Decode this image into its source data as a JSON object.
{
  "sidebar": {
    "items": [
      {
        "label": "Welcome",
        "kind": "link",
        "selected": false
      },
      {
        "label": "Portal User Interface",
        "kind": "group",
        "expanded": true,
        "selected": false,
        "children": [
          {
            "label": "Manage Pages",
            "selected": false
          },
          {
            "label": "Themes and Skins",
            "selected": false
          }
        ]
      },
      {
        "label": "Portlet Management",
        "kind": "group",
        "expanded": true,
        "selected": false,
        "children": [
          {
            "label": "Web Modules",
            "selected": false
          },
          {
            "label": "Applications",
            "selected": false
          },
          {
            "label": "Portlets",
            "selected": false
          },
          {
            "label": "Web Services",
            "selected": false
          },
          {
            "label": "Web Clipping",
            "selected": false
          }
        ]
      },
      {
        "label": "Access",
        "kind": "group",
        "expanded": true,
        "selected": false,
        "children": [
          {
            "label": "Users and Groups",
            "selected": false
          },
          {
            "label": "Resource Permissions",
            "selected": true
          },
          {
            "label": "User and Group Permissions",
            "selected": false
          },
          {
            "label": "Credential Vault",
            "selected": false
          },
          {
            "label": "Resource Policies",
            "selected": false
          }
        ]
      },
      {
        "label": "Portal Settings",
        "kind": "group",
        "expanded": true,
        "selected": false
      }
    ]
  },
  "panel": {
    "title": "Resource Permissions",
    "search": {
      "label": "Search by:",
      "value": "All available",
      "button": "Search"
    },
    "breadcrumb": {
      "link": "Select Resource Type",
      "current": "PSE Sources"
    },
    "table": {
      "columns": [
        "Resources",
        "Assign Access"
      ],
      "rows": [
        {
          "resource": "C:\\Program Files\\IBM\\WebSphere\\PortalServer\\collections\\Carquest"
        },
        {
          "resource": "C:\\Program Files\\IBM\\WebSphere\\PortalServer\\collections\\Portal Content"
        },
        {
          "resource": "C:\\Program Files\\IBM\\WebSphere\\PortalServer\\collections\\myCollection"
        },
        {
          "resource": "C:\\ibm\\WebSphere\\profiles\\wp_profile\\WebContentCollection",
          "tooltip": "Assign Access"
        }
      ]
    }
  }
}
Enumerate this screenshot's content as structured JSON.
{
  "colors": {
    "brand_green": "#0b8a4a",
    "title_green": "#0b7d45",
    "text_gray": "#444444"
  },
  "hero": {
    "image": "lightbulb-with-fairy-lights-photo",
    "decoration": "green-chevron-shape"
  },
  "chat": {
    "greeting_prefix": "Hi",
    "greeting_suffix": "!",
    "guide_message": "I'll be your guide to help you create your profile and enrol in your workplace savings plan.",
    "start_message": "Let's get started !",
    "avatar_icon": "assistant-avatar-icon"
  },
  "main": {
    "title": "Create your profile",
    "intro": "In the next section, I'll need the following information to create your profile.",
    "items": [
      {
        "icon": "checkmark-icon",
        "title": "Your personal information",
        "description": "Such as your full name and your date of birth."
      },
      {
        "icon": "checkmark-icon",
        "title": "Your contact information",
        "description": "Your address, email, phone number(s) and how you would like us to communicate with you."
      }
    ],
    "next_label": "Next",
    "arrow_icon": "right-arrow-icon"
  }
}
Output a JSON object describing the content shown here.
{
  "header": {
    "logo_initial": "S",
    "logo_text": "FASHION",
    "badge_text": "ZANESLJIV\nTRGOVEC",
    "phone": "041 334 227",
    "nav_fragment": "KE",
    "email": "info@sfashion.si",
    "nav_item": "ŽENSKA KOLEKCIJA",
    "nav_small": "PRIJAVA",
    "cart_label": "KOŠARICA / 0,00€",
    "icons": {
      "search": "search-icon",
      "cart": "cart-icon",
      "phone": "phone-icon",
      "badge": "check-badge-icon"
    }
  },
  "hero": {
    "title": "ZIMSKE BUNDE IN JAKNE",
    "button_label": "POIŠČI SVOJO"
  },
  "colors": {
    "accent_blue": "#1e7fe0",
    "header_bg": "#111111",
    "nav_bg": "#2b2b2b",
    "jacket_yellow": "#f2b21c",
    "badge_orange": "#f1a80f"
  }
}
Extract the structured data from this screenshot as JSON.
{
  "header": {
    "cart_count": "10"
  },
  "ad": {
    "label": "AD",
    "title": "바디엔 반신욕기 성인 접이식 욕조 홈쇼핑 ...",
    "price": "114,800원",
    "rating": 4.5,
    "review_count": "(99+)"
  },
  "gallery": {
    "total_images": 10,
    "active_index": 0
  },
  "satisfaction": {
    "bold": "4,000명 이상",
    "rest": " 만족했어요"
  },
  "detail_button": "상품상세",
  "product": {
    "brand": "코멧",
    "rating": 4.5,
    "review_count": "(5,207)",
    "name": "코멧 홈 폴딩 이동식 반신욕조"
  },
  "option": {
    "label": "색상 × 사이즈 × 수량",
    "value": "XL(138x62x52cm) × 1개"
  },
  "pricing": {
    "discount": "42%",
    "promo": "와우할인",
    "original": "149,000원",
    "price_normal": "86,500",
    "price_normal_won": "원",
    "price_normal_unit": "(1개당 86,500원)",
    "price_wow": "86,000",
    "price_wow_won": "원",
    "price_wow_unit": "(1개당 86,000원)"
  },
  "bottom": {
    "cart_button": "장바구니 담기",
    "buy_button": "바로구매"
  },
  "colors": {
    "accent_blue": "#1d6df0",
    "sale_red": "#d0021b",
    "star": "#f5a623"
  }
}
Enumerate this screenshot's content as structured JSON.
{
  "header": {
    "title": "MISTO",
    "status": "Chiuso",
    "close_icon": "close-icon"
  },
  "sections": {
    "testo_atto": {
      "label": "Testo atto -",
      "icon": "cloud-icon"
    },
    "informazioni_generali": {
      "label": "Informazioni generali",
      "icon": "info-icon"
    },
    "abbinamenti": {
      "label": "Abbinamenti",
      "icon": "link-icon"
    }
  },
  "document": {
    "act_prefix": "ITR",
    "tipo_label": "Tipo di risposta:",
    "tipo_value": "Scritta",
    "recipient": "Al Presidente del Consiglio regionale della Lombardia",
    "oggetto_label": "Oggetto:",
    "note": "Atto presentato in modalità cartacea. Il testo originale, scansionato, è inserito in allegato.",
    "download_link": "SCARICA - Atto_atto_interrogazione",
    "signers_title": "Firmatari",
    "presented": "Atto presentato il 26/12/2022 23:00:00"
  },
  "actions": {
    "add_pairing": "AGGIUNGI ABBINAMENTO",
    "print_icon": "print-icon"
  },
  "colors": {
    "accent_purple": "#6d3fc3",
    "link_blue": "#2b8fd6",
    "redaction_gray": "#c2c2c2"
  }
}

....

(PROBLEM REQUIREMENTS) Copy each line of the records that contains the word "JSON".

(ANSWER BOX)
Decode this image into its source data as a JSON object.
Enumerate this screenshot's content as structured JSON.
Output a JSON object describing the content shown here.
Extract the structured data from this screenshot as JSON.
Enumerate this screenshot's content as structured JSON.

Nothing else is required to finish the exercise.